(One question that comes up is whether the expression *p++ increments p or what it points to. The answer is that it increments p. To increment what p points to, you can use (*p)++.)

Advanced Pointers with Arrays[edit]

Shows how arrays and pointers can be treated the same. Example: Creating an array structure with pointers.

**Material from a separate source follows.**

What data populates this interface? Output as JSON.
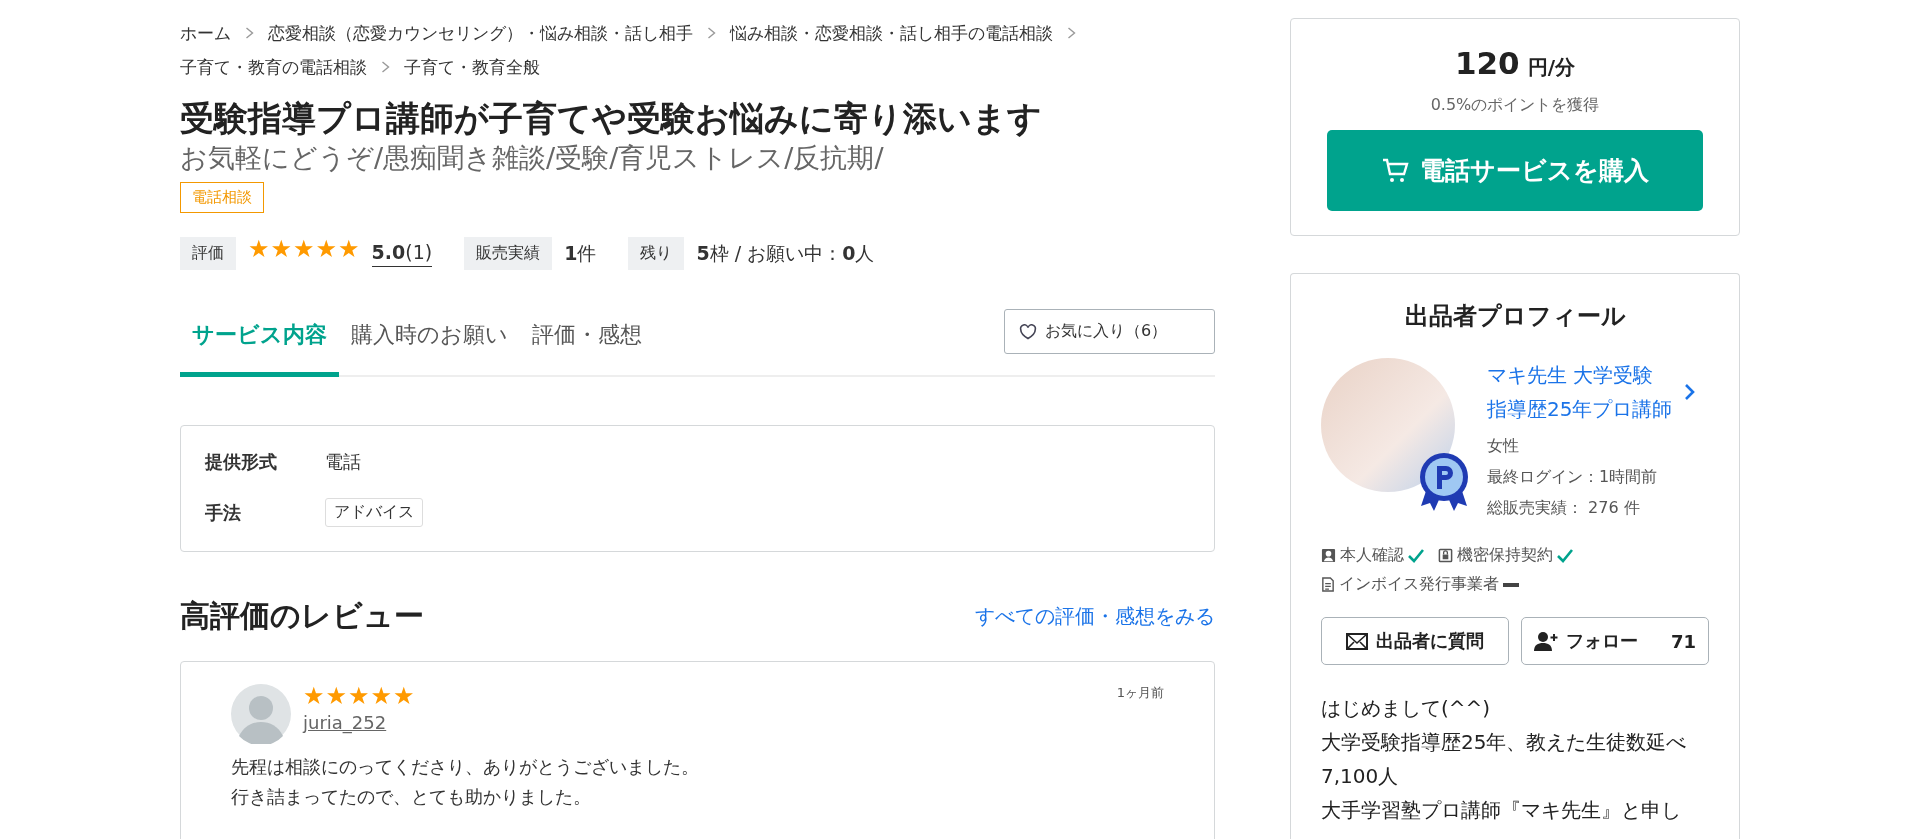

Example: Using pointer arithmetic to index array

Using Pointers to Traverse an Array[edit]

#include <stdio.h>
 
int main() {
 
        /* Create array */
        int arr[10];
 
        /* Fill with data */
        for (int i = 0; i < 10; i++) {
                arr[i] = i*5;
        }
 
        /* Create pointer to first item */
        int *ptr = &arr[0];
 
        /* Iterate through items */
        for (int i = 0; i < sizeof(arr)/sizeof(int); i++) {
 
                /* Print the address and the value */
                printf("%p: %d\n", ptr, *ptr);
 
                /* Increment pointer by sizeof(int) */
                ptr++;
        }
        return 0;
}
 
/* OUTPUT
0x7fff69a4fa20: 0
0x7fff69a4fa24: 5
0x7fff69a4fa28: 10
0x7fff69a4fa2c: 15
0x7fff69a4fa30: 20
0x7fff69a4fa34: 25
0x7fff69a4fa38: 30
0x7fff69a4fa3c: 35
0x7fff69a4fa40: 40
0x7fff69a4fa44: 45
*/

Passing arrays to functions using pointers[edit]

#include <stdio.h>
 
void print(int *arr, int p) {
        for (int i = 0; i < p; i++) {
                printf("%p: %d\n", arr, *arr);
                arr++;
        }
}
void multiply(int *arr, int p) {
        for (int i = 0; i < p; i++) {
                *arr *= 5;
                arr++;
        }
}
int main() {
        int arr[10];
        for (int i = 0; i < 10; i++) {
                arr[i] = i;
        }
        printf("Before modification: \n");
        print(&arr[0], sizeof(arr)/sizeof(int));
        multiply(&arr[0], sizeof(arr)/sizeof(int));
        printf("\nAfter modification: \n");
        print(&arr[0], sizeof(arr)/sizeof(int));
        return 0;
}
 
/* OUTPUT
Before modification: 
0x7fff63f0aa40: 0
0x7fff63f0aa44: 1
0x7fff63f0aa48: 2
0x7fff63f0aa4c: 3
0x7fff63f0aa50: 4
0x7fff63f0aa54: 5
0x7fff63f0aa58: 6
0x7fff63f0aa5c: 7
0x7fff63f0aa60: 8
0x7fff63f0aa64: 9
 
After modification: 
0x7fff63f0aa40: 0
0x7fff63f0aa44: 5
0x7fff63f0aa48: 10
0x7fff63f0aa4c: 15
0x7fff63f0aa50: 20
0x7fff63f0aa54: 25
0x7fff63f0aa58: 30
0x7fff63f0aa5c: 35
0x7fff63f0aa60: 40
*/

Function Pointers[edit]